Impact of Bilingualism on Cognitive Outcome After Stroke
Background and Purpose—Bilingualism has been associated with slower cognitive aging and a later onset of dementia.
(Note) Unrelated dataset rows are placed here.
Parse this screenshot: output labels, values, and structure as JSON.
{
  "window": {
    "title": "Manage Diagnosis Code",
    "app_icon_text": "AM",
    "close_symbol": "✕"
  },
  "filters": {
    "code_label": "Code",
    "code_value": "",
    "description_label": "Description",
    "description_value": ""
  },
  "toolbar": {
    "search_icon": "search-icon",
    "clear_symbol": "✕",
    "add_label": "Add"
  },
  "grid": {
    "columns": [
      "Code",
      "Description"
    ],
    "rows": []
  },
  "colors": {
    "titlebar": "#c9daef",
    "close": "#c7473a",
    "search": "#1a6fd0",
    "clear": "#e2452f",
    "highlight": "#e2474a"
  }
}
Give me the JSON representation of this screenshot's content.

In this study, we aimed to determine whether bilingualism also influences cognitive outcome after stroke.
Methods—We examined 608 patients with ischemic stroke from a large stroke registry and studied the role of bilingualism in predicting poststroke cognitive impairment in the absence of dementia.
Results—A larger proportion of bilinguals had normal cognition compared with monolinguals (40.5% versus 19.6%; P<0.0001), whereas the reverse was noted in patients with cognitive impairment, including vascular dementia and vascular mild cognitive impairment (monolinguals 77.7% versus bilinguals 49.0%; P<0.0009). There were no differences in the frequency of aphasia (monolinguals 11.8% versus bilinguals 10.5%; P=0.354). Bilingualism was found to be an independent predictor of poststroke cognitive impairment.
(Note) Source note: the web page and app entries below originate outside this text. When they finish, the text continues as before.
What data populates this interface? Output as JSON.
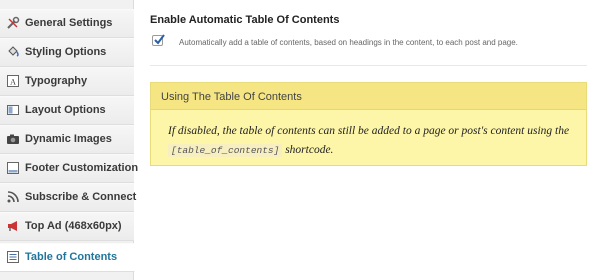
{
  "sidebar": {
    "items": [
      {
        "label": "General Settings",
        "icon": "wrench-screwdriver-icon"
      },
      {
        "label": "Styling Options",
        "icon": "paint-bucket-icon"
      },
      {
        "label": "Typography",
        "icon": "font-icon"
      },
      {
        "label": "Layout Options",
        "icon": "layout-icon"
      },
      {
        "label": "Dynamic Images",
        "icon": "camera-icon"
      },
      {
        "label": "Footer Customization",
        "icon": "footer-icon"
      },
      {
        "label": "Subscribe & Connect",
        "icon": "rss-icon"
      },
      {
        "label": "Top Ad (468x60px)",
        "icon": "megaphone-icon"
      },
      {
        "label": "Table of Contents",
        "icon": "table-of-contents-icon",
        "active": true
      }
    ]
  },
  "main": {
    "title": "Enable Automatic Table Of Contents",
    "checkbox": {
      "checked": true,
      "description": "Automatically add a table of contents, based on headings in the content, to each post and page."
    },
    "notice": {
      "title": "Using The Table Of Contents",
      "text_before": "If disabled, the table of contents can still be added to a page or post's content using the",
      "shortcode": "[table_of_contents]",
      "text_after": "shortcode."
    }
  },
  "colors": {
    "accent": "#21759b",
    "notice_bg": "#fdf6a8",
    "notice_header_bg": "#f5e683",
    "checkbox_check": "#2a5fa5"
  }
}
Conclusions—Our results suggest that bilingualism leads to a better cognitive outcome after stroke, possibly by enhancing cognitive reserve.
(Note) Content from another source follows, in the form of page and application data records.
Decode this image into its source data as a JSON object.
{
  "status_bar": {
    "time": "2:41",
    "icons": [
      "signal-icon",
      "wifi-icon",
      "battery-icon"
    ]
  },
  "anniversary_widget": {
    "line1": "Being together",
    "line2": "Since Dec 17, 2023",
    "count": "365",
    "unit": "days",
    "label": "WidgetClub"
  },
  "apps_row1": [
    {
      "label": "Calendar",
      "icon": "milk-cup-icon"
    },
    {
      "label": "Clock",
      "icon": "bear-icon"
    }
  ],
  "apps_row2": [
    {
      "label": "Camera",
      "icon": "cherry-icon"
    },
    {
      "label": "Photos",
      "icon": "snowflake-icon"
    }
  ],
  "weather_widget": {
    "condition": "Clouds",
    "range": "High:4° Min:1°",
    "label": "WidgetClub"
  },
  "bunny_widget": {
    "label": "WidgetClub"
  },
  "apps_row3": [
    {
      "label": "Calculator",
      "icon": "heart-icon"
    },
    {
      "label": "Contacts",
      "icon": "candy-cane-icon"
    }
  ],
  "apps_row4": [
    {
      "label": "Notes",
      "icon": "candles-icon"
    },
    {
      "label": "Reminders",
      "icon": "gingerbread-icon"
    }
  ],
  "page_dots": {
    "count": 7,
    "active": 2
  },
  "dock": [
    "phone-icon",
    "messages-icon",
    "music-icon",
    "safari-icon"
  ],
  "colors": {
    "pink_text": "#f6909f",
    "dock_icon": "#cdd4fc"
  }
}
- Received June 12, 2015.
- Revision received September 16, 2015.
- Accepted September 24, 2015.
- © 2015 American Heart Association, Inc.